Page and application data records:

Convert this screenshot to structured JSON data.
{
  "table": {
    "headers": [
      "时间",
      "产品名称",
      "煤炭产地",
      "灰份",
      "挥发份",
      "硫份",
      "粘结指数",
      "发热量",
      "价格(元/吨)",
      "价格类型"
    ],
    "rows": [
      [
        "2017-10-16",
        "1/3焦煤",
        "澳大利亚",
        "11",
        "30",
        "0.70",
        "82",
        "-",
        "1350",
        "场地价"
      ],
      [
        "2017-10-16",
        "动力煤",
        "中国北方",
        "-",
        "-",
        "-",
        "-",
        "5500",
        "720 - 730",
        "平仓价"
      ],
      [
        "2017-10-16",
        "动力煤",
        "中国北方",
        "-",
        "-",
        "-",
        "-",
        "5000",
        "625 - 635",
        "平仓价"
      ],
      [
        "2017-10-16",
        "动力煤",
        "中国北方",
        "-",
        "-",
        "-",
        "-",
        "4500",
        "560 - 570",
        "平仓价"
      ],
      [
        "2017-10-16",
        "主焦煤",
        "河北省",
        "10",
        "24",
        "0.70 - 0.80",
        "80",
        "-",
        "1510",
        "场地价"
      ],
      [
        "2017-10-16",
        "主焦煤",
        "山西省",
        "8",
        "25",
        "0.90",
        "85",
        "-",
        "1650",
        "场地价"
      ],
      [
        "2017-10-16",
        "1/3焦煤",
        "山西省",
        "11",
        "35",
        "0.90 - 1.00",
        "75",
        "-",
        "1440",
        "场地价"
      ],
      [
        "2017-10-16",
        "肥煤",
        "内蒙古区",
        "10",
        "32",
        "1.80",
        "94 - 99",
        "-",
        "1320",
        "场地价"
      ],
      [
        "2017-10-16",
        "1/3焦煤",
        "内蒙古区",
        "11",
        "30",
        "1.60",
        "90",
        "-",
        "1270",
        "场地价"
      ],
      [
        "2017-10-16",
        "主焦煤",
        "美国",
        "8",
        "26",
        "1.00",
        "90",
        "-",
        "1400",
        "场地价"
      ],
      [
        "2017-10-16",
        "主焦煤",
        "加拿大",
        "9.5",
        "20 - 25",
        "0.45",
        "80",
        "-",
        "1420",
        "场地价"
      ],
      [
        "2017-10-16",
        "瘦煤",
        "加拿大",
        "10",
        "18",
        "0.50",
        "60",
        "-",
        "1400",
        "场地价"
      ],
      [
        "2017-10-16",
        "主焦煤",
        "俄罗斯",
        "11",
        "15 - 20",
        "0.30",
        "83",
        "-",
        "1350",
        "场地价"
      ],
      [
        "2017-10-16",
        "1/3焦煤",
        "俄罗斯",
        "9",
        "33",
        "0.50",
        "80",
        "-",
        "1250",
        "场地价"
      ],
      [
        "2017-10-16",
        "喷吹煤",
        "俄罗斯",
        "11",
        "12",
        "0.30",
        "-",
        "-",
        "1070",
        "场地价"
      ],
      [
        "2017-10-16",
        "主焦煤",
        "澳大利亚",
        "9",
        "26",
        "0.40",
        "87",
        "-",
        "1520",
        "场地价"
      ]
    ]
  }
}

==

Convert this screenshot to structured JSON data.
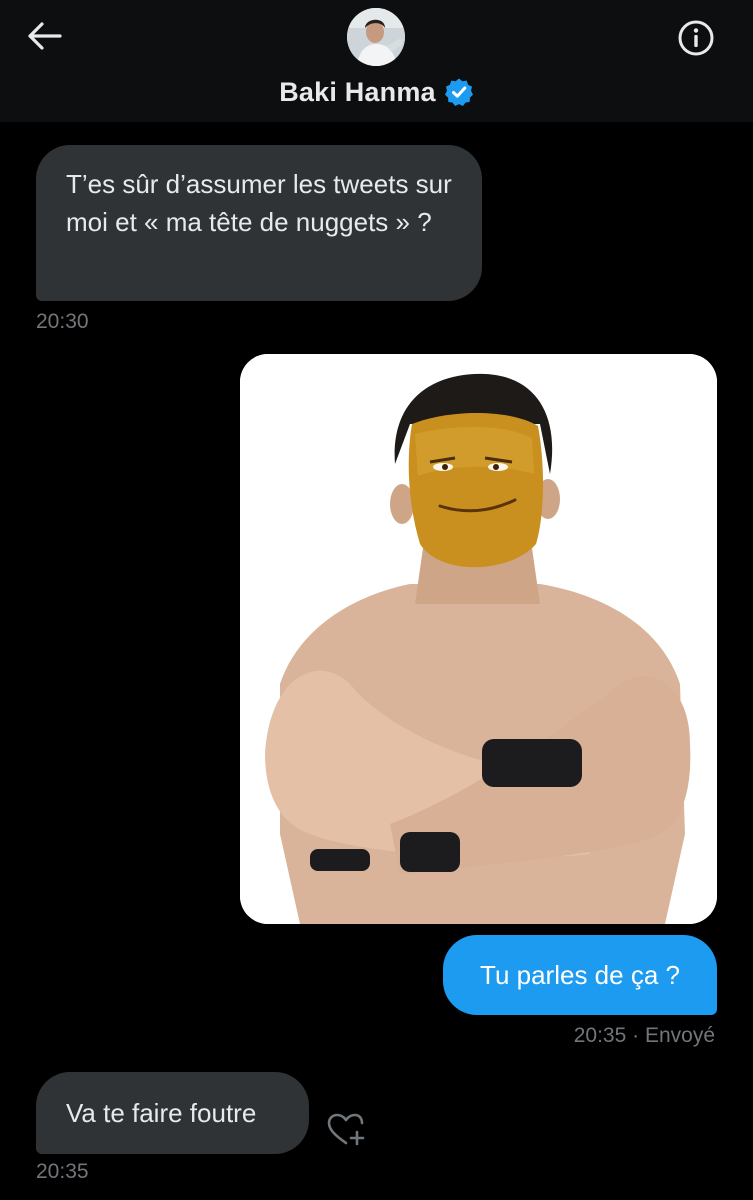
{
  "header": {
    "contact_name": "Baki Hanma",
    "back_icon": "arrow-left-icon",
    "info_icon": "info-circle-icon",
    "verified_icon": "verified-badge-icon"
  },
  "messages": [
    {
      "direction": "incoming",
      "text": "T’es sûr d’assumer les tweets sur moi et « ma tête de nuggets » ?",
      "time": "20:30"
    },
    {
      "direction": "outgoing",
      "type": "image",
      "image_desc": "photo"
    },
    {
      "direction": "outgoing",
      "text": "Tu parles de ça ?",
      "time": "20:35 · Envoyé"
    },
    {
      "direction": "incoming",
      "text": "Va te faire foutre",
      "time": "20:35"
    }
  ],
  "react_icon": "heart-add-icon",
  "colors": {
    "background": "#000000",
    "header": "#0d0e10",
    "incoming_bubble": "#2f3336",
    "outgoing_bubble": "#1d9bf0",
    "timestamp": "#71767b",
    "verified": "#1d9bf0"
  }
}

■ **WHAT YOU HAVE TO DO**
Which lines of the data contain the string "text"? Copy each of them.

■ **COMPLETED TASK**
      "text": "T’es sûr d’assumer les tweets sur moi et « ma tête de nuggets » ?",
      "text": "Tu parles de ça ?",
      "text": "Va te faire foutre",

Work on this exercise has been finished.